“It’s common to see fawns by themselves,” the DNR said. “A mother deer will leave a fawn during the day, both to look for food and so her scent doesn’t attract predators to the fawn, which is nearly scentless. People often mistake a fawn as abandoned when, in fact, it is being properly cared for by its mother.”

If you care, leave it there. In almost all cases that’s the best thing for the animal.

“If you find a fawn, give the animal distance,” the DNR added. “The mother will not return if you are present, which may delay nursing for a hungry fawn. Most often the mother will return at night or when no predators are nearby. White-tailed deer view humans as predators.”

Even if you think the animal is injured, you still should leave it be. It’s best to let nature take its course. Wild animals are not pets. They may carry diseases and are not suited for captivity.

“If you feel compelled to intervene, call a licensed wildlife rehabilitator,” the DNR said. “Keeping a wild animal without the proper permits is illegal. Most people are not trained in animal nutrition and do not know how to raise a wild animal without it developing a dependence on humans. The result is an animal that cannot survive in the wild.”
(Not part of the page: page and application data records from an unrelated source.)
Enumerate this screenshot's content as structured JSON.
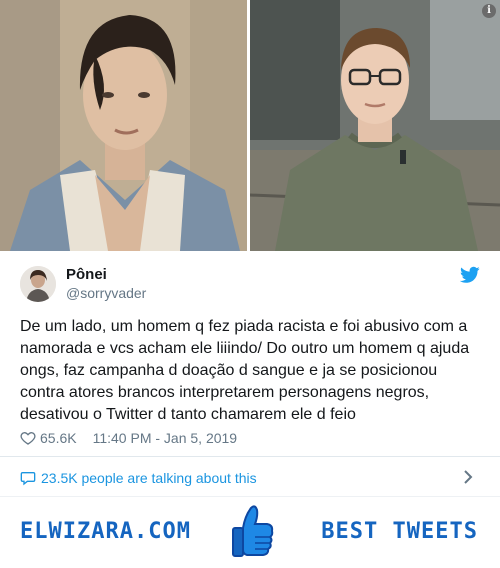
{
  "tweet": {
    "user_name": "Pônei",
    "user_handle": "@sorryvader",
    "text": "De um lado, um homem q fez piada racista e foi abusivo com a namorada e vcs acham ele liiindo/ Do outro um homem q ajuda ongs, faz campanha d doação d sangue e ja se posicionou contra atores brancos interpretarem personagens negros, desativou o Twitter d tanto chamarem ele d feio",
    "likes": "65.6K",
    "timestamp": "11:40 PM - Jan 5, 2019",
    "talking": "23.5K people are talking about this"
  },
  "footer": {
    "brand_left": "ELWIZARA.COM",
    "brand_right": "BEST TWEETS"
  },
  "icons": {
    "info": "info-icon",
    "twitter": "twitter-bird-icon",
    "heart": "heart-icon",
    "bubble": "speech-bubble-icon",
    "chevron": "chevron-right-icon",
    "thumbs": "thumbs-up-icon"
  },
  "colors": {
    "twitter_blue": "#1da1f2",
    "link_blue": "#1b95e0",
    "brand_blue": "#1565c0",
    "muted": "#657786"
  }
}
A list of licensed wildlife rehabilitators and their phone numbers is at


Posted 6/11/2014